  3. Bass Guitar

    Bass Guitar Supporting Member

    Aug 13, 2001
    From the RMMB FAQ -

    http://www.wheatdesign.com/rmmbfaq.html

    "A bass pickup works by detecting the changes made by the moving string in the magnetic field of the pickup. A normal bass pickup consists of one or more magnets wrapped in coils of thin wire. The vibration of the metal strings changes the magnetic field of the pickup, and the changing magnetic field produces a voltage across the two ends of the wire wrap. This voltage can be detected and amplified by a bass amp, and then converted back to sound by a speaker.

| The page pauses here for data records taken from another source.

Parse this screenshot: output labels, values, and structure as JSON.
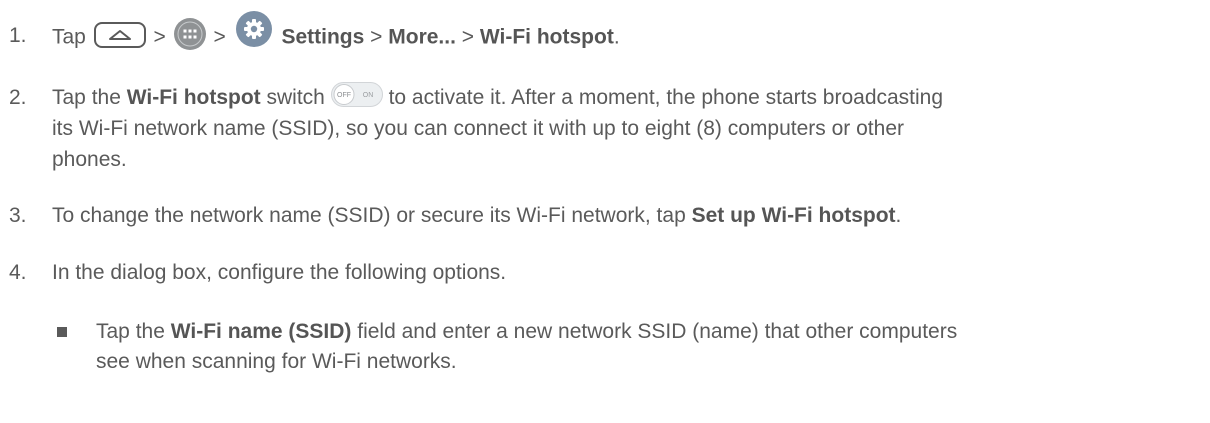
{
  "steps": [
    {
      "num": "1.",
      "parts": [
        "Tap",
        ">",
        ">",
        "Settings",
        ">",
        "More...",
        ">",
        "Wi-Fi hotspot",
        "."
      ],
      "icons": [
        "home-icon",
        "apps-icon",
        "settings-icon"
      ]
    },
    {
      "num": "2.",
      "lines": [
        [
          "Tap the",
          "Wi-Fi hotspot",
          "switch",
          "to activate it. After a moment, the phone starts broadcasting"
        ],
        "its Wi-Fi network name (SSID), so you can connect it with up to eight (8) computers or other",
        "phones."
      ],
      "toggle": {
        "off": "OFF",
        "on": "ON"
      }
    },
    {
      "num": "3.",
      "parts": [
        "To change the network name (SSID) or secure its Wi-Fi network, tap",
        "Set up Wi-Fi hotspot",
        "."
      ]
    },
    {
      "num": "4.",
      "text": "In the dialog box, configure the following options."
    }
  ],
  "sub_bullet": {
    "lines": [
      [
        "Tap the",
        "Wi-Fi name (SSID)",
        "field and enter a new network SSID (name) that other computers"
      ],
      "see when scanning for Wi-Fi networks."
    ]
  },
  "colors": {
    "text": "#5a5a5a",
    "settings_icon": "#7b8fa5",
    "apps_icon": "#8f9294"
  }
}
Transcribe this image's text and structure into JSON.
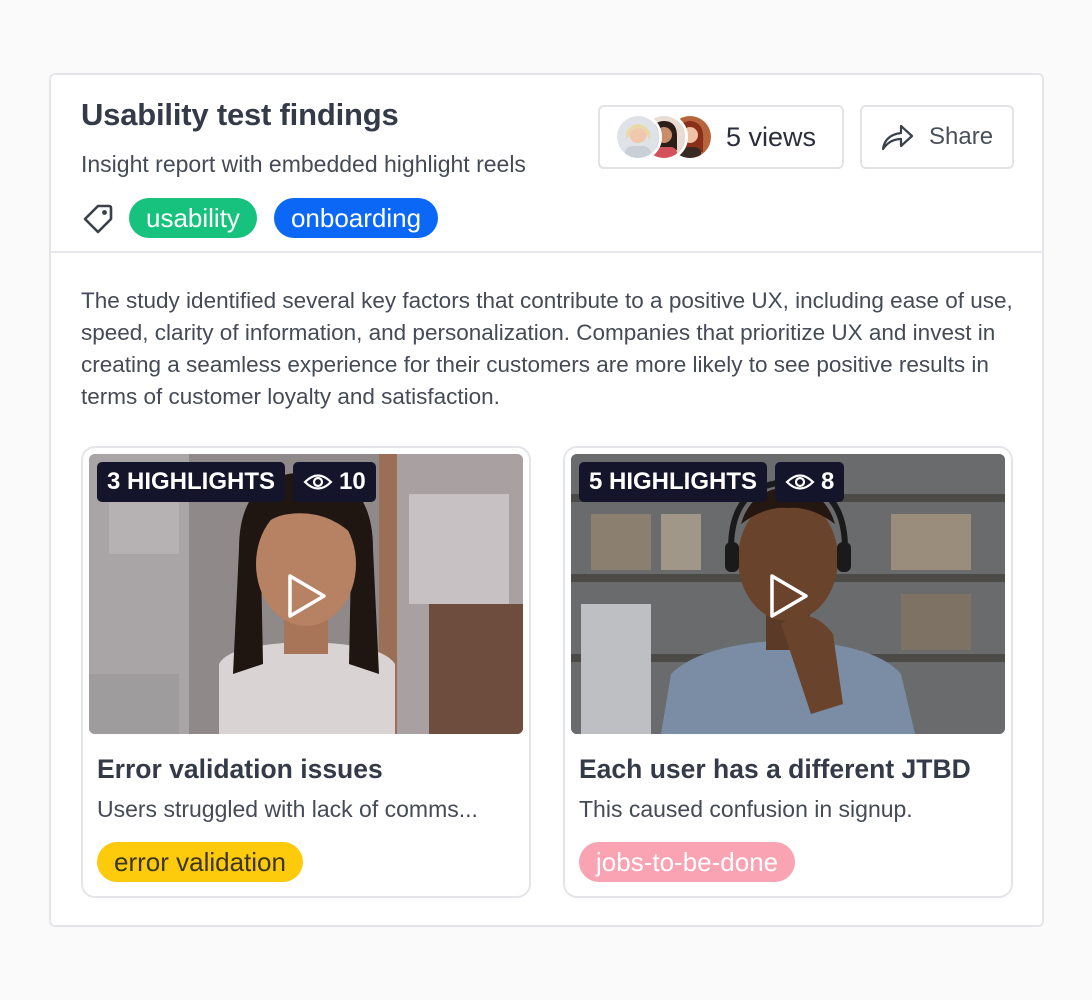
{
  "report": {
    "title": "Usability test findings",
    "subtitle": "Insight report with embedded highlight reels",
    "tag_icon": "tag-icon",
    "tags": [
      {
        "label": "usability",
        "color": "#17c27e"
      },
      {
        "label": "onboarding",
        "color": "#0b67f5"
      }
    ],
    "views_label": "5 views",
    "share_label": "Share",
    "share_icon": "share-arrow-icon",
    "body": "The study identified several key factors that contribute to a positive UX, including ease of use, speed, clarity of information, and personalization. Companies that prioritize UX and invest in creating a seamless experience for their customers are more likely to see positive results in terms of customer loyalty and satisfaction."
  },
  "reels": [
    {
      "highlights": "3 HIGHLIGHTS",
      "views": "10",
      "title": "Error validation issues",
      "description": "Users struggled with lack of comms...",
      "tag": {
        "label": "error validation",
        "color": "#fdca0c"
      }
    },
    {
      "highlights": "5 HIGHLIGHTS",
      "views": "8",
      "title": "Each user has a different JTBD",
      "description": "This caused confusion in signup.",
      "tag": {
        "label": "jobs-to-be-done",
        "color": "#f9a3b3"
      }
    }
  ]
}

    This signal needs to be amplified in order to be audible. Passive pickups do not amplify the signal at all: they require the bass amp to do all of the amplification. Active pickups contain a small amplifier inside the pickup housing. This amp boosts the pickups signal to a higher level which is then sent down the instrument cable into the amplifier. (Good amplifiers have two input jacks, one for active basses and one for passive basses, to reflect this difference.) You can also get basses which have onboard preamps which take the pickup signal and pass into into an amplifier which is on the bass but not part of the pickup. These onboard preamps can also contain tone controls and other electronics; a few expensive active pickups also contain tone controls inside the pickup housing."
     
  4. Thanks